PROBLEM DETAILS>
Look through the lines below; wherever the word "JSON" appears, copy that line.

RECORDS TO PROCESS START

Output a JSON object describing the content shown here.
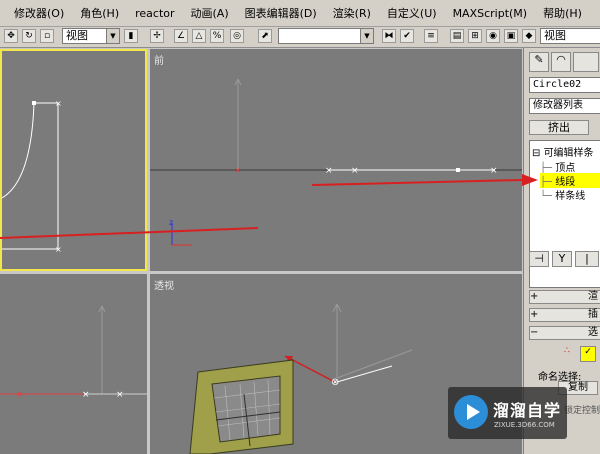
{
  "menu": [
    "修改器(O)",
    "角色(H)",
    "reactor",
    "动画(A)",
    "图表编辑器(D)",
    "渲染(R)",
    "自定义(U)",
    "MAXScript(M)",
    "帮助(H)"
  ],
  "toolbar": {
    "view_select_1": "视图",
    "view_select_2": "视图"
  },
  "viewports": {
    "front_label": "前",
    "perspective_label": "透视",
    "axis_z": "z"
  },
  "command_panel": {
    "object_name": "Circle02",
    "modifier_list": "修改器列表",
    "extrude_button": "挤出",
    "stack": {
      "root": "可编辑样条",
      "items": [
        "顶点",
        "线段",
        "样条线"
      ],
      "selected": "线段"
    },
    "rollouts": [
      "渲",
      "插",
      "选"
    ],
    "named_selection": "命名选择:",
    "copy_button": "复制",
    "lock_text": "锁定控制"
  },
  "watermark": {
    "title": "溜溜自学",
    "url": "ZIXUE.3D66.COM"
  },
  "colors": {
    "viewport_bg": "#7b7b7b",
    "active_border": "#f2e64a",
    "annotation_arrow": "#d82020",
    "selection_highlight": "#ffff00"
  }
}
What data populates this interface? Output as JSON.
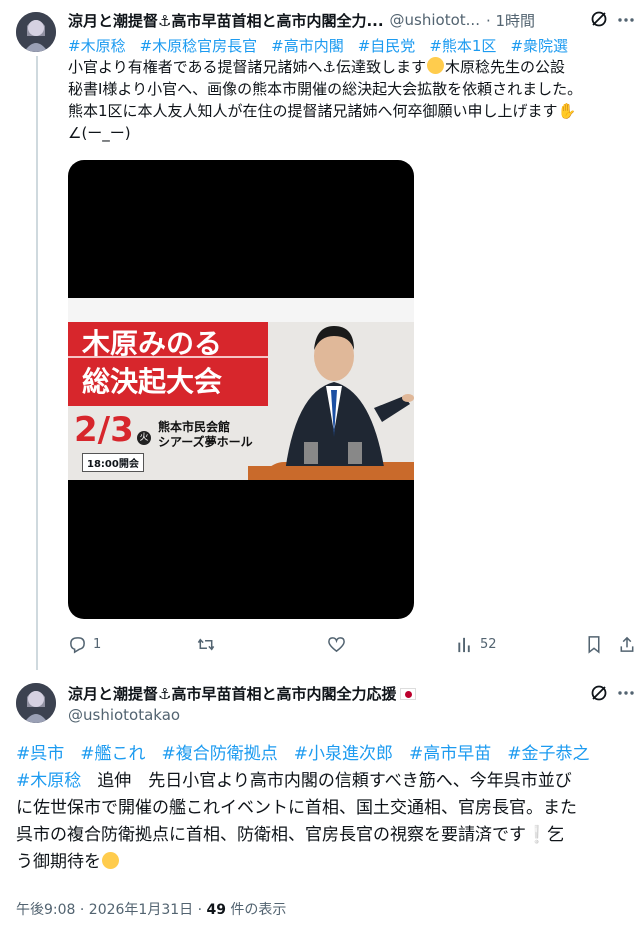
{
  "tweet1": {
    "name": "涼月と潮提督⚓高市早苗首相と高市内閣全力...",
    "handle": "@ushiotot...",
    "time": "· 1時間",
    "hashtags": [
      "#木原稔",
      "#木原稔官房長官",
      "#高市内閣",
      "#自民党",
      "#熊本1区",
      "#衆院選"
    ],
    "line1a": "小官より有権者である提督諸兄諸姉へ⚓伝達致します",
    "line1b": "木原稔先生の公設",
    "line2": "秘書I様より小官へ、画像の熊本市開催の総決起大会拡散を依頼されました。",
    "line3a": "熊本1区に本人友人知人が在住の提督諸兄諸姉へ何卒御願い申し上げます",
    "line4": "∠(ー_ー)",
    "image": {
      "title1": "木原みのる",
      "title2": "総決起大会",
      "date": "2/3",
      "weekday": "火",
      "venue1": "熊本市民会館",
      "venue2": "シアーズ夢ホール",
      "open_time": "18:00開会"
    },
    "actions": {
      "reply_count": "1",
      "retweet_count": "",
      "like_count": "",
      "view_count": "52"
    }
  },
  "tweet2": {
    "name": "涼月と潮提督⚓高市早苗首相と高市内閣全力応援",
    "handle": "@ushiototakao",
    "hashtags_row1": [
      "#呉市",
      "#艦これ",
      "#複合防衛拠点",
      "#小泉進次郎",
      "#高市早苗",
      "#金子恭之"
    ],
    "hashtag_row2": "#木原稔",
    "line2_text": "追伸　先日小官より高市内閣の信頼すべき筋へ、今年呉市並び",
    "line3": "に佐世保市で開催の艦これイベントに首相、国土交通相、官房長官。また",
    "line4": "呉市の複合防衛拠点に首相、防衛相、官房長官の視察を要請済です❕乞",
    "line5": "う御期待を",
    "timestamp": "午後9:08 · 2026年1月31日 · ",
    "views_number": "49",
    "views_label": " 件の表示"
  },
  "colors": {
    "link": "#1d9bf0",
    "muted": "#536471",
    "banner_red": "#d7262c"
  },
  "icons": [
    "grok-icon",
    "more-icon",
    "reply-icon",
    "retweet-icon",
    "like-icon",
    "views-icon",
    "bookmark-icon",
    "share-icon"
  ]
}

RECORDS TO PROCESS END
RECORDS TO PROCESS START

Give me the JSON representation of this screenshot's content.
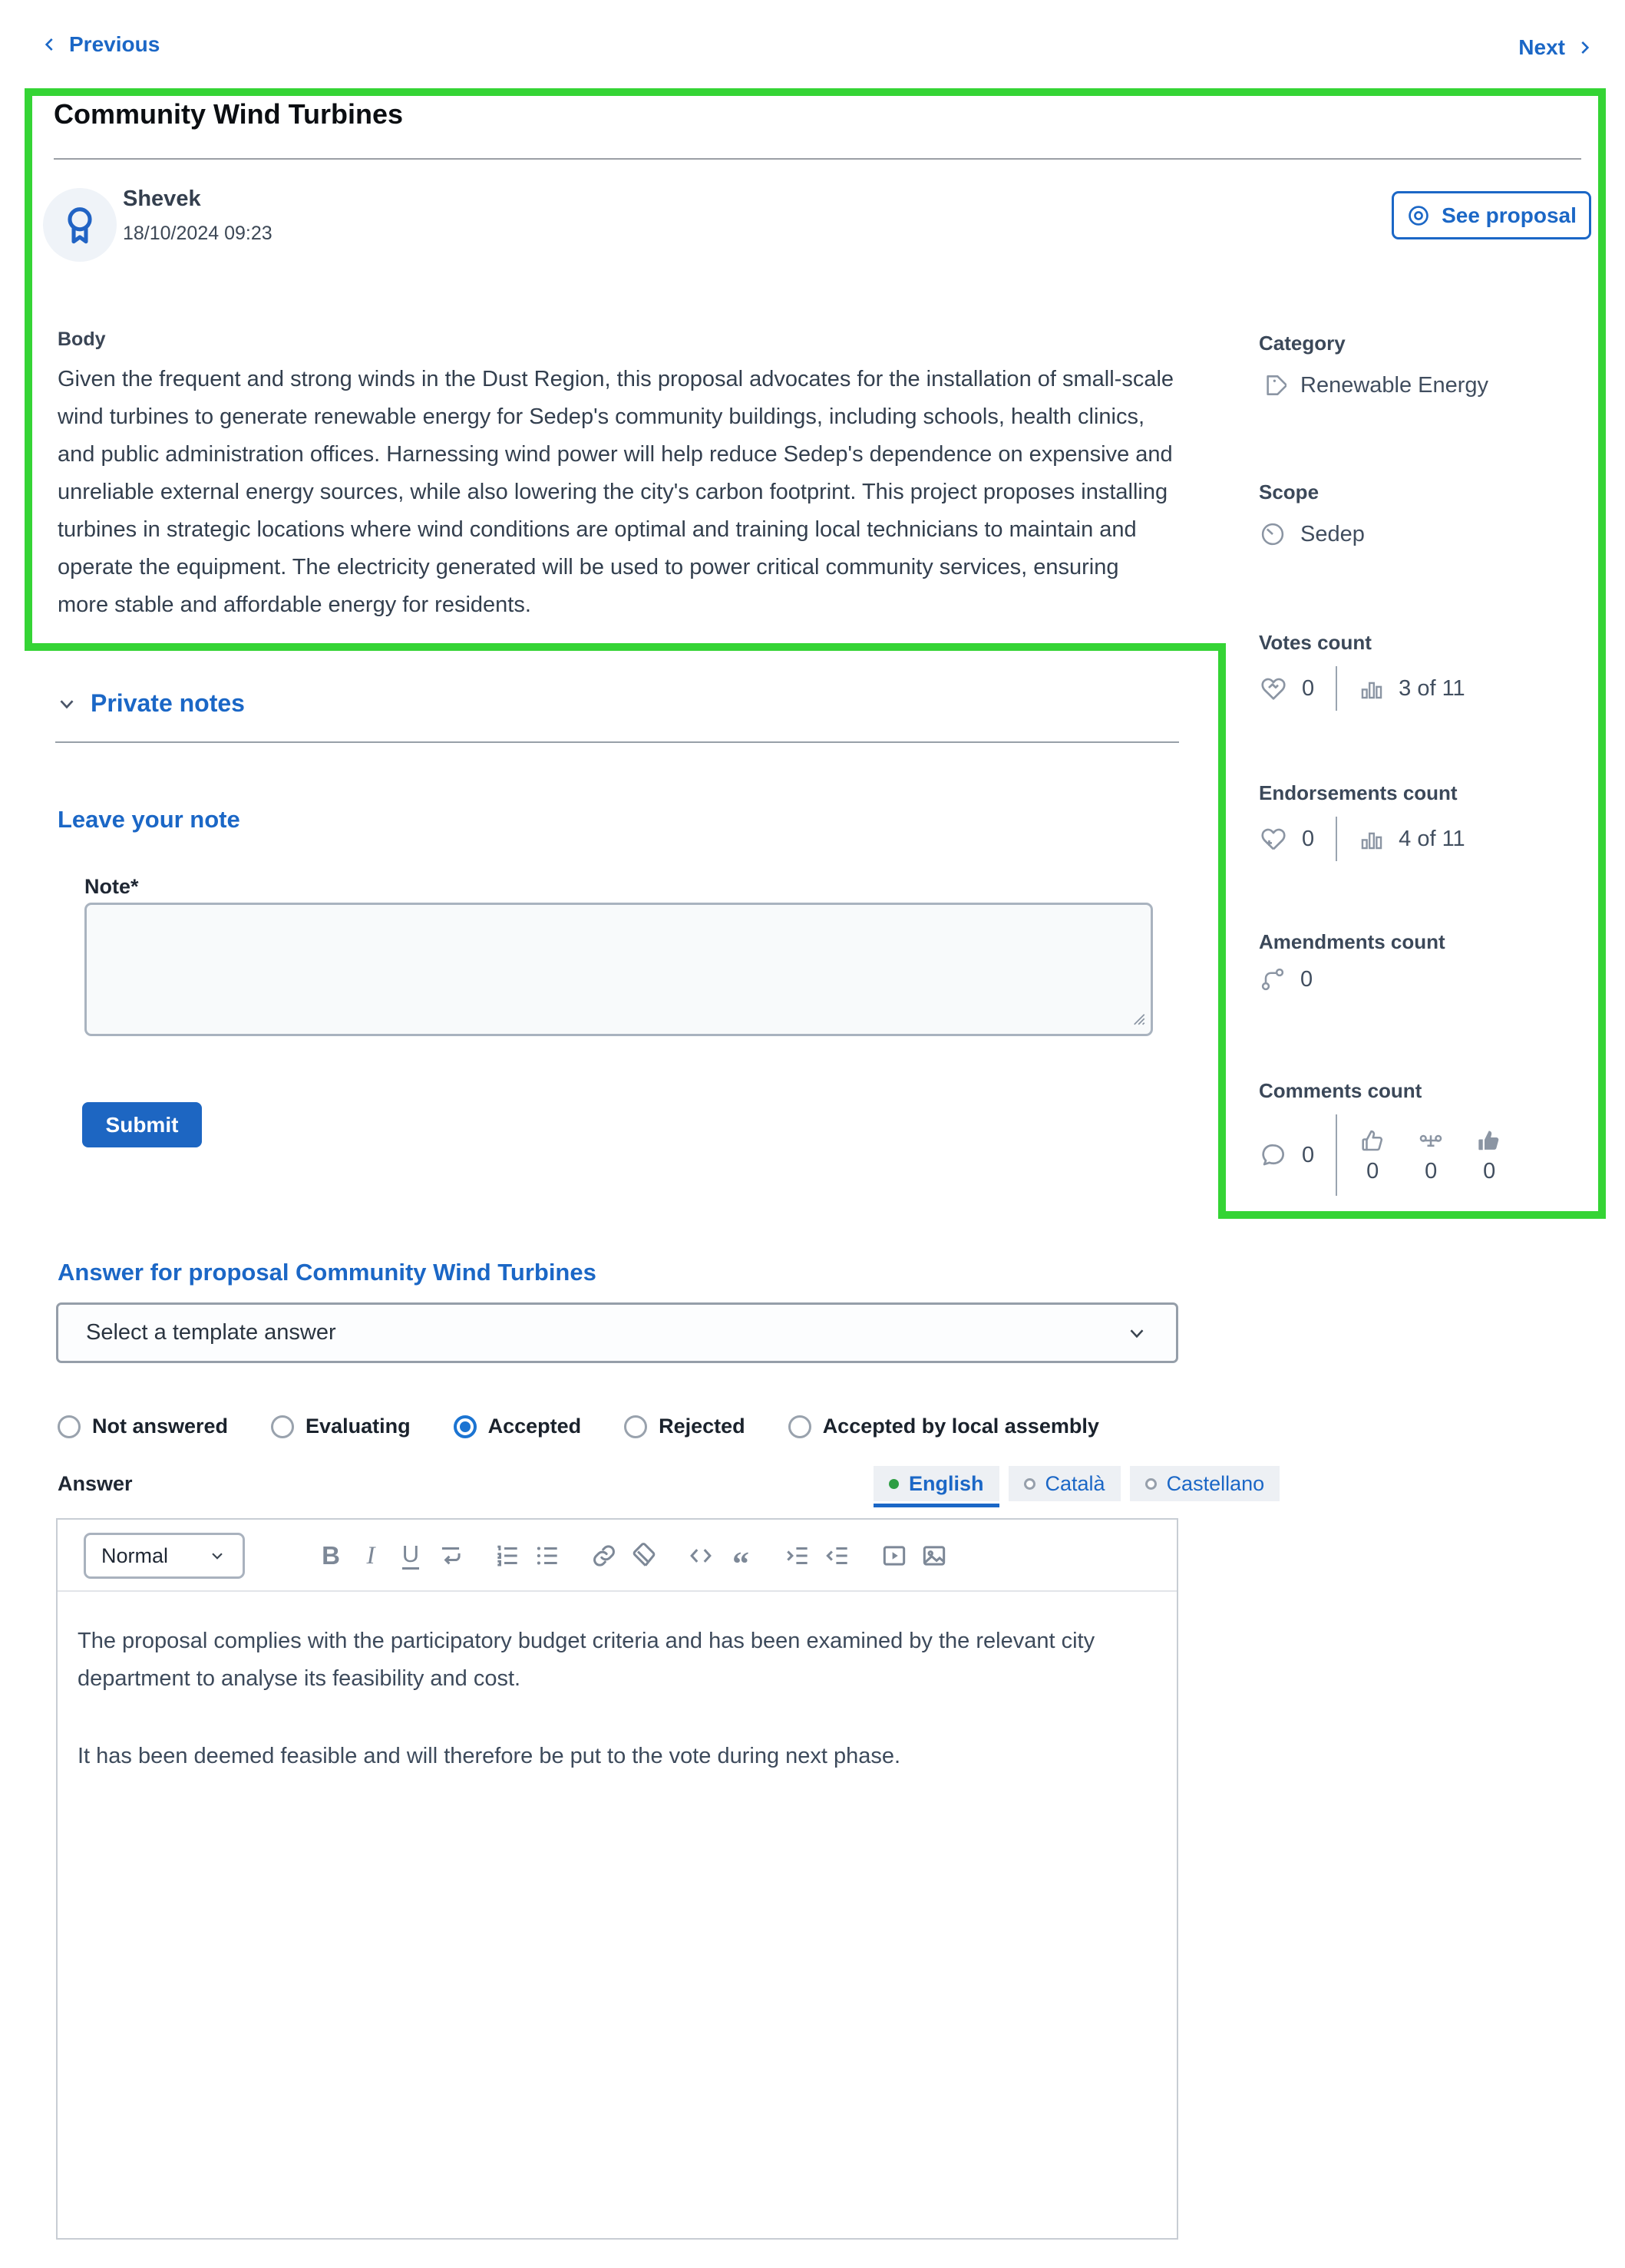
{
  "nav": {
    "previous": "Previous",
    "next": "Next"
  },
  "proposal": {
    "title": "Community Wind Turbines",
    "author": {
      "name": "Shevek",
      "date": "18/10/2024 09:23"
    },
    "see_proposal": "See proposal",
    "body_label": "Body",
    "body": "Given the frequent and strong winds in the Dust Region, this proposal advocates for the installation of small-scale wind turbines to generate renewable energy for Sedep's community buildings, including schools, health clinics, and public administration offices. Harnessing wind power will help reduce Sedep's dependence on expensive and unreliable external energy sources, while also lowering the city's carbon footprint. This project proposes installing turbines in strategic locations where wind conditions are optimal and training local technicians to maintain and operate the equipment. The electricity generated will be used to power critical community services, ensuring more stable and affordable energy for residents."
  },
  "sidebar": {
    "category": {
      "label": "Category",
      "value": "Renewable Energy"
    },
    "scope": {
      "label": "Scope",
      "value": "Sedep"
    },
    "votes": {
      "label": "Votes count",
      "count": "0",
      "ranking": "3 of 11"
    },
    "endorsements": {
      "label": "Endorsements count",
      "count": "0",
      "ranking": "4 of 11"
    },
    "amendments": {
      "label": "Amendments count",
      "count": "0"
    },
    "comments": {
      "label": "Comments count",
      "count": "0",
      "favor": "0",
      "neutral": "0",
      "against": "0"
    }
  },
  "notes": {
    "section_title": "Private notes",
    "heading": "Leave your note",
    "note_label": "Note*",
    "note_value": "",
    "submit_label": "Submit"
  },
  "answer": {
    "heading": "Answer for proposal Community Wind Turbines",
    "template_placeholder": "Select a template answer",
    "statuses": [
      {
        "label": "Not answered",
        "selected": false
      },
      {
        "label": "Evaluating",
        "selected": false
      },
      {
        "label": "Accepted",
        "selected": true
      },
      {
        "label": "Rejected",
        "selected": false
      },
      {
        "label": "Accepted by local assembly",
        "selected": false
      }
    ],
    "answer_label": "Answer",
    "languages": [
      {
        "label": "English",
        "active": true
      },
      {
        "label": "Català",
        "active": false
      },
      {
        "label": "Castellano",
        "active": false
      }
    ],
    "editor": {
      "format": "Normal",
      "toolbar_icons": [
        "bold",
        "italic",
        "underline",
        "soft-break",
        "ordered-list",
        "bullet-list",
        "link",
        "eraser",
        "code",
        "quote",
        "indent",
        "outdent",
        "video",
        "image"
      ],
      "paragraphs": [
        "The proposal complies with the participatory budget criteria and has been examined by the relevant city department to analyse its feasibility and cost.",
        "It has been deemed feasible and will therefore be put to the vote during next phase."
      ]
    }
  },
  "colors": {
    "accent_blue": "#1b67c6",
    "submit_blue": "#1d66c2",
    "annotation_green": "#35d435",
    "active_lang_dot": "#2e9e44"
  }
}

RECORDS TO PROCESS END
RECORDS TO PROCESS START

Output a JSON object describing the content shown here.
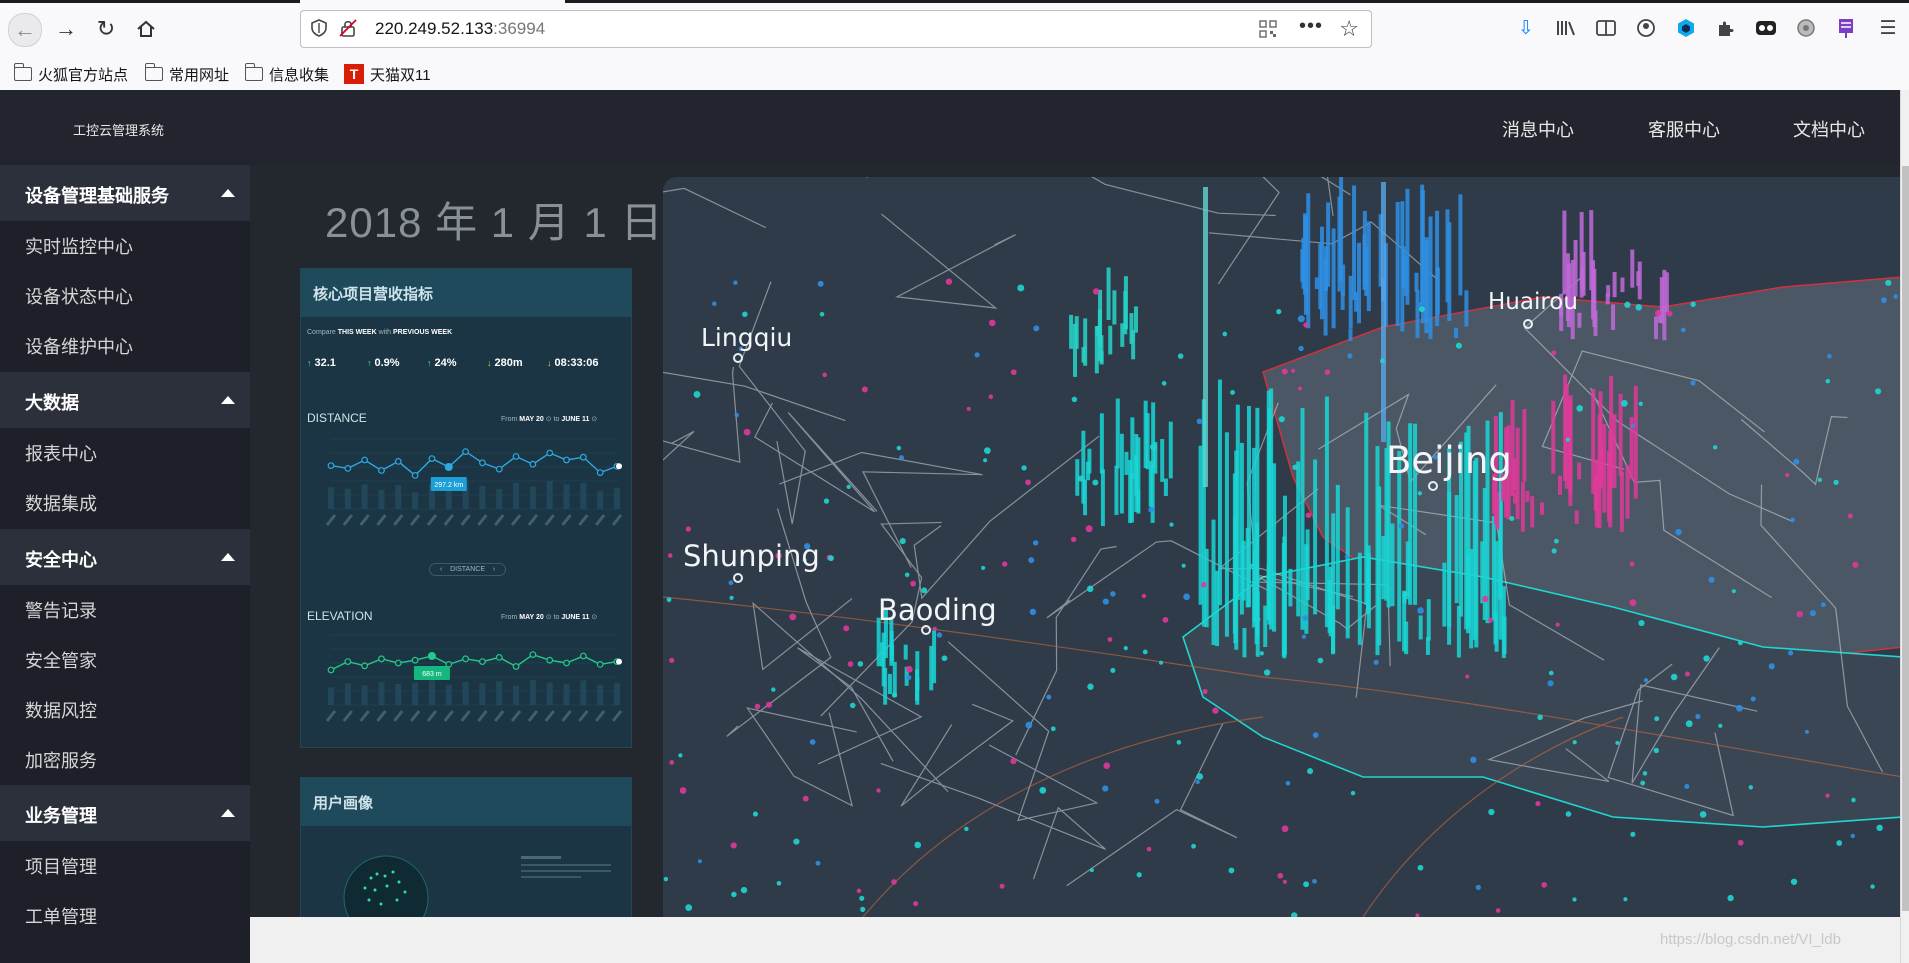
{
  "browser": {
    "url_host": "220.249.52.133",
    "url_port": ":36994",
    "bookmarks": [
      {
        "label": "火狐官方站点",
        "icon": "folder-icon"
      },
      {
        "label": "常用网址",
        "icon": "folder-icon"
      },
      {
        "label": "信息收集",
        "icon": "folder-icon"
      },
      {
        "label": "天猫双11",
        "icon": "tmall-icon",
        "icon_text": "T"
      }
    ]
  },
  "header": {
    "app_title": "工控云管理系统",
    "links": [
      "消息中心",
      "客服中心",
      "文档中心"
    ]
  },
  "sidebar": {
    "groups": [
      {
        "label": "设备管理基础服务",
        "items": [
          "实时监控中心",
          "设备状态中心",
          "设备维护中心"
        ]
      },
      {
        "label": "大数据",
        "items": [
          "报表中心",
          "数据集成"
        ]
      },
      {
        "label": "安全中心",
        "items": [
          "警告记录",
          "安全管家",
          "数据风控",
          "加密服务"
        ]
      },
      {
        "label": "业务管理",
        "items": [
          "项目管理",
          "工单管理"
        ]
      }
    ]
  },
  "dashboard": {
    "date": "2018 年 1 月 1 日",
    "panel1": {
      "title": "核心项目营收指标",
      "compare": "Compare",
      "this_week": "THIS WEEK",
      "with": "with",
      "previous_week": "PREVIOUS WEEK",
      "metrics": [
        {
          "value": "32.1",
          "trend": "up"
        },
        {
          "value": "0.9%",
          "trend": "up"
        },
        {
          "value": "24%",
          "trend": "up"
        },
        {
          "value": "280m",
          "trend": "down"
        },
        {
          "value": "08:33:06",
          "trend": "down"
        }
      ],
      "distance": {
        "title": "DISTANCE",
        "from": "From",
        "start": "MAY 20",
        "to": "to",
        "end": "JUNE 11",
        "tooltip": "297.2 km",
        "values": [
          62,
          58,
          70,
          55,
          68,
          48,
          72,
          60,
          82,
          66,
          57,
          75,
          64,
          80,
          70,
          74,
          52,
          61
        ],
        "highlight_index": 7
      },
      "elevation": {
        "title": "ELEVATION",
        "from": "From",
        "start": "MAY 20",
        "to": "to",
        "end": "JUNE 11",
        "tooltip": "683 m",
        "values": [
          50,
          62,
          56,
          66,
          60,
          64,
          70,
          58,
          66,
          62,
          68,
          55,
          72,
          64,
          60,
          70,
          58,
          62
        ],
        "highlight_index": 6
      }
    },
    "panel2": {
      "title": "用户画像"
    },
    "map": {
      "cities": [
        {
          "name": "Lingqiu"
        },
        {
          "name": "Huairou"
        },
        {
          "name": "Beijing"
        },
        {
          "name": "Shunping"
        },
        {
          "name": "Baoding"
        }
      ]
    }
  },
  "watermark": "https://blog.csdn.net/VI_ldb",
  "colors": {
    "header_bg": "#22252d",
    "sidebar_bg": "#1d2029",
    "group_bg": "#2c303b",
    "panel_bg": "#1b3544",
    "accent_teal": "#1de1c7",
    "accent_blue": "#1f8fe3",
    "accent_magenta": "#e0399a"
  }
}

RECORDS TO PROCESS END

ANSWER SPACE>
Output a JSON object describing the content shown here.
What data populates this interface? Output as JSON.
Give me the JSON representation of this screenshot's content.
Output a JSON object describing the content shown here.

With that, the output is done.